Intense experiences are well understood to be dramatic events. We all know that some people pursue activities which substantially increase or decrease their level of emotion. Exhilarating hobbies are commonly associated with thrill seekers, yet not so often are those who attend horror movies or opera placed in the same group. All of the above activities share the common thread of elevating the emotions of those involved to a point where their focus is entirely captivated with their current perceptions. A myriad of interests are sustained by countless, varied enthusiast endeavours.
Such pursuits are a division of a wider evolutionary process. We are innately governed by the extremes of our perceptions. Hope motivates us towards manifesting the things we most deeply want to come true while terror indicates something which could destroy those things we hold so dear. Two extremely intense emotions are at the heart of our orienteering of life.
At a most basic resolution, negative emotions are associated with things to avoid while positive emotions with nourishment and success. Intensity is what makes a prism of this spectrum of emotions. All of the emotions are governed by and expressed as different intensities – an evolutionary principle which runs through all the emotions. The same evolutionary bundle of reactions is expressed at different intensities, so to suit a suite of escalating environmental circumstances.
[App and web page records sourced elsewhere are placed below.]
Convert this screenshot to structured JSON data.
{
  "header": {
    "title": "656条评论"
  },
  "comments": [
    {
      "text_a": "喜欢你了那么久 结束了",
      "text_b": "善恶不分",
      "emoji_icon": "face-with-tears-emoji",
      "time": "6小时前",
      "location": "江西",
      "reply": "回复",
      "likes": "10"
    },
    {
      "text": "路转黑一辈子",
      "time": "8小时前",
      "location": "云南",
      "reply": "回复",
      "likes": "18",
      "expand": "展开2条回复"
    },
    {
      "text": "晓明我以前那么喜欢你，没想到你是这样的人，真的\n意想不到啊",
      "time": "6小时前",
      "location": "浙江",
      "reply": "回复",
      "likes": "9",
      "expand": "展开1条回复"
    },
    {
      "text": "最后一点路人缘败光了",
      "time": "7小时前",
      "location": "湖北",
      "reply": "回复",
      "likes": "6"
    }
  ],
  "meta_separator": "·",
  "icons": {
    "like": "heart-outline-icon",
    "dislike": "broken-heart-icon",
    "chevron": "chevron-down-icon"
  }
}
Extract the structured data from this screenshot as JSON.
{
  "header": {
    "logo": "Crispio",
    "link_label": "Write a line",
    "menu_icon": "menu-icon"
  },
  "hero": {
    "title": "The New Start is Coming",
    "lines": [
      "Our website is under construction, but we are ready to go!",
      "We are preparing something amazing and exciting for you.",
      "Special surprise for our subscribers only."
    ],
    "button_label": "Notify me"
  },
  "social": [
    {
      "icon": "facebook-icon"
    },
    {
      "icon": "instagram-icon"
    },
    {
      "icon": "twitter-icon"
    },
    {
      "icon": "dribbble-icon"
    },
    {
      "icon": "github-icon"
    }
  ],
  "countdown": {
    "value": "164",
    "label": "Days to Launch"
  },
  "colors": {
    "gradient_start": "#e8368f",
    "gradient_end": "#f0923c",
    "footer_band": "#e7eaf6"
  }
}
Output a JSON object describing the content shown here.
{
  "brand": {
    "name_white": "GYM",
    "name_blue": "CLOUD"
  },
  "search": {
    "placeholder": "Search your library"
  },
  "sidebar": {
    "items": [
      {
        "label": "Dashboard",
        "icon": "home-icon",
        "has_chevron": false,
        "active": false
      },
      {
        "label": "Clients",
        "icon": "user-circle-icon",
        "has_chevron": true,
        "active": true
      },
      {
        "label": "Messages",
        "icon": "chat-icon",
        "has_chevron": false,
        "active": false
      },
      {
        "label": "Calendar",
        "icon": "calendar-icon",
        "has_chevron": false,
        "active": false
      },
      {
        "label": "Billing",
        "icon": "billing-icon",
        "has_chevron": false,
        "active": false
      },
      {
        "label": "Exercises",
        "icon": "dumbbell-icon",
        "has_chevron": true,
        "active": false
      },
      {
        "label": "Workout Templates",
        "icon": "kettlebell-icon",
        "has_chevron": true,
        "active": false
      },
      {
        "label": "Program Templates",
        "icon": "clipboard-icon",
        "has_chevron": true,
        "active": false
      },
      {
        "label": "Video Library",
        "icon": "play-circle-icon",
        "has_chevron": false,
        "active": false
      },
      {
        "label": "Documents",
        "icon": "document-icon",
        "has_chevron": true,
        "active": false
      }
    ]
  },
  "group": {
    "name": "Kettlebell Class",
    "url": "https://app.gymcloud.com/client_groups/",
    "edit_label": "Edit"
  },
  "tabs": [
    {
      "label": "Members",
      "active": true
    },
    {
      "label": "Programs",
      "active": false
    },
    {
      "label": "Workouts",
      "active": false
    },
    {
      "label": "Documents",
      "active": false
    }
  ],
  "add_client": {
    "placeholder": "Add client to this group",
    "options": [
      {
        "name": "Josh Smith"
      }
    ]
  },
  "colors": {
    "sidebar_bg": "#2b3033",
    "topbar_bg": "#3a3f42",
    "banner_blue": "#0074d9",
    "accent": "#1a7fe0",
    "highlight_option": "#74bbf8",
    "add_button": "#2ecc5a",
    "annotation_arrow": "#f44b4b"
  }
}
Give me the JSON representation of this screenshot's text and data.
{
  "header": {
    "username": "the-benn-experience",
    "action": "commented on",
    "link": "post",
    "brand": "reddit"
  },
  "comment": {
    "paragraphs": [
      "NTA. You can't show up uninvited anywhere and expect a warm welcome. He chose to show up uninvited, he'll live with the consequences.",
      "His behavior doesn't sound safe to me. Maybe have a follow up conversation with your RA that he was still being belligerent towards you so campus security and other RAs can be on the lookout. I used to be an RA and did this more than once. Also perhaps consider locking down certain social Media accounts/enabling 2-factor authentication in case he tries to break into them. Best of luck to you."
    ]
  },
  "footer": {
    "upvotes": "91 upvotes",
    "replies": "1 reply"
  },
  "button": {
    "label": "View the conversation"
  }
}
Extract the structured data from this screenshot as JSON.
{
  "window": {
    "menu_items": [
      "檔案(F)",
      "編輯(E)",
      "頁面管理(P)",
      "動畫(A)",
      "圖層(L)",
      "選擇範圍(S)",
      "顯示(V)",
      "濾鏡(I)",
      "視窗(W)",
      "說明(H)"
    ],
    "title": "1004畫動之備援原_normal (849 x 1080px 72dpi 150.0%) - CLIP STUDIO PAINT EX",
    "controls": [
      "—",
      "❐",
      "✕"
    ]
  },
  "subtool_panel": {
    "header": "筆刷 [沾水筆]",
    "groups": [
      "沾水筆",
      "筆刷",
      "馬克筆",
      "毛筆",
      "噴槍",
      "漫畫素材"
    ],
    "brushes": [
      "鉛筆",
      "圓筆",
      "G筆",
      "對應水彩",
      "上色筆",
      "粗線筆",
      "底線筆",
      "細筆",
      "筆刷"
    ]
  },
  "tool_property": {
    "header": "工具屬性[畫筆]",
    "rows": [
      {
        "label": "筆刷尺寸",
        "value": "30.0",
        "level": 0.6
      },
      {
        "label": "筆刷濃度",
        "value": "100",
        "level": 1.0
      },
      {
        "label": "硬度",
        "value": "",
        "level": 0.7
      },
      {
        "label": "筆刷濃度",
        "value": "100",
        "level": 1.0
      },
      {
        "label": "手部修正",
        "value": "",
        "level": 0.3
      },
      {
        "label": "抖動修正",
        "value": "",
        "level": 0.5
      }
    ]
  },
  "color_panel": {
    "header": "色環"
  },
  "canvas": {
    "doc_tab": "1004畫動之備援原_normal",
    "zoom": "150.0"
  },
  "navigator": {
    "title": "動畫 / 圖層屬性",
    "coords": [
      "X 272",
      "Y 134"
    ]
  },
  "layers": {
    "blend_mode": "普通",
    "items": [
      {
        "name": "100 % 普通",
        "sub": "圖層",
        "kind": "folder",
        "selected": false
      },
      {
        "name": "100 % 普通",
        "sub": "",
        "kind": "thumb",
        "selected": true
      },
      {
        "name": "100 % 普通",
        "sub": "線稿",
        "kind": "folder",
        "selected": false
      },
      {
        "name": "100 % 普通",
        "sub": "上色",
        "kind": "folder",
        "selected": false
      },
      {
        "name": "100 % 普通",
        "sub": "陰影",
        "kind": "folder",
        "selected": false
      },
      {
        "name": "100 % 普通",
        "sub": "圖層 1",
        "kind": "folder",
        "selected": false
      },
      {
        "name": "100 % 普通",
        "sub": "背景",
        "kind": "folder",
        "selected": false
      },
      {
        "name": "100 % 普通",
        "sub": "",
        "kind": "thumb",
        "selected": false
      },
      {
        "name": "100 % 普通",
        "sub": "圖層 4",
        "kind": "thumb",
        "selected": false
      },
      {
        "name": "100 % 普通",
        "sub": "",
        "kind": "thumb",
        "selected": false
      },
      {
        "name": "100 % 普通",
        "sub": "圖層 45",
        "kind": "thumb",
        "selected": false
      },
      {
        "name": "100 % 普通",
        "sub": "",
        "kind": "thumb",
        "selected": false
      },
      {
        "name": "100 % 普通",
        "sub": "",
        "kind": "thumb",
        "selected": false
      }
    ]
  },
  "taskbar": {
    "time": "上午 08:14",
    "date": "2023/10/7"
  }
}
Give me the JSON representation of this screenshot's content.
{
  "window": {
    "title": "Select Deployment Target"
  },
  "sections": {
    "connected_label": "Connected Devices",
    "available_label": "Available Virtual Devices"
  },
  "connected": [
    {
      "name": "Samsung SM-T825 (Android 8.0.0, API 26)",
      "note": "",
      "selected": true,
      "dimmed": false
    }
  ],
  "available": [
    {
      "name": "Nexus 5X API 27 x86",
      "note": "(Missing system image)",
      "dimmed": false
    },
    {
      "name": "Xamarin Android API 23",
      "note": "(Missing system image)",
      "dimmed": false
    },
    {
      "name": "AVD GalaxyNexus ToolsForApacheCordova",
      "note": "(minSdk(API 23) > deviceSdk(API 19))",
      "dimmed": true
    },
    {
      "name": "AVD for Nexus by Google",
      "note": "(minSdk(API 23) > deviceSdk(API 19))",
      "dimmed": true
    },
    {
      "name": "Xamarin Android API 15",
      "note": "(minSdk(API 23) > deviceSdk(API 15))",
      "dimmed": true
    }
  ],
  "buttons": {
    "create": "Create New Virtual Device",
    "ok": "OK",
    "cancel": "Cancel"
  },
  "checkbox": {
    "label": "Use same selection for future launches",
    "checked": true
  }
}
At each different level of intensity, the same bundle of reactions is quantified as a different emotion – such as being scared, fearful and terrified.
Our interface between the world and our reactions to it (emotions) is perceptions.
If mild danger is perceived, we feel scared.
If significant danger is perceived, we feel fear.
If extreme danger is perceived, we feel terror.
Each level of danger perceived causes the body to adapt its metabolism, its psychological processes (e.g. vigilance), and its posture to an appropriate extent so as to be adequately prepared to deal with the “perceived” threat.
In so showing that each emotion is a specific motivation with an accompanying set of evolved biological dispositions, tied to intensity, which complement the emotion’s adaptive aims.
The backdrop is thus set for us, as humans, to behave according to our perceived environment. Weapon focus is a term used to describe one such adaptive “psychological” process that’s bundled with terror and elicited from the most intense object within a terrifying scene.
As the page on terror states, “weapon focus forcefully redirects attention in milliseconds onto the source of the threat whilst excluding other information from being processed. People’s subsequent memories are then overwhelmingly biassed towards intensely threatening objects.
A clear demonstration of this weapon focus was provided by an experimental study that showed participants a videotape of a staged bank robbery. For half of the participants, towards the end of the violent crime, the escaping robbers shoot a small boy in the face. The other half of the participants watch the same robbery with only one difference – there was no shooting of a boy. Those who watched the gunshot showed impaired memory of events immediately preceding the graphic violence, yet their memory preserved vivid recall of the shot itself. Eye-tracking instinctively follows the intensity of perceived events. The more extreme a perception, the less consistent memory becomes around it – preceding and succeeding the apex of intensity.”
So here we have a psychological phenomenon that “violently” redirects attention to focus upon a weapon and then constricts the brain’s resources to attend processing the interactions of the weapon in high definition at the cost of reducing the rendering of surrounding material to near zero. All of this is beyond conscious control and enacted in milliseconds.
Leaving, in its wake, a high resolution memory of the path a weapon took and its effect on the environment.
A violent memory purposefully etched with vividness into memory by the subconscious itself. A memory so disturbing, yet in many cases constantly and compulsively accessed again and again. Relived repeatedly, on an ongoing basis, to the point where it can feel as if it’s burning a hole in one’s mind. As if, a video of the event is being screened in a subconscious theatre. Free from conscious will, yet taking up considerable attention, and making it difficult to focus on anything else fully.
Surely, the evolutionary function of this weapon focus is to first demand attention is paid only to the source of an intense threat, so in a real life situation where a weapon is encountered (say a gun or knife), it can be tracked and avoided or tackled. After the threat to life has passed, every detail of the vivid memory is forensically investigated by the subconscious to produce a thoroughly updated narrative with which the owner uses as the basis for adaptive behaviour. Therefore the process aids dealing with the imminent threat to life and then recognition of similar events in the future.
All of which seems to be deemed so important that we’ve evolved a subconscious routine (instinct) to initiate and complete the process without any conscious intention being needed.
What other logically explanation is there?
A similar process is probably at work in other emotions which have wonder as part of their core purpose – such as admiration, amazement, anxiety, and shock.
The intensity outweighs probability function is a major mechanism involved in weapon focus.
1. A psychological process whereby the intensity of events, such as a weapon, narrows attention onto it and then prioritises processing of it at the expense of other things in the environment.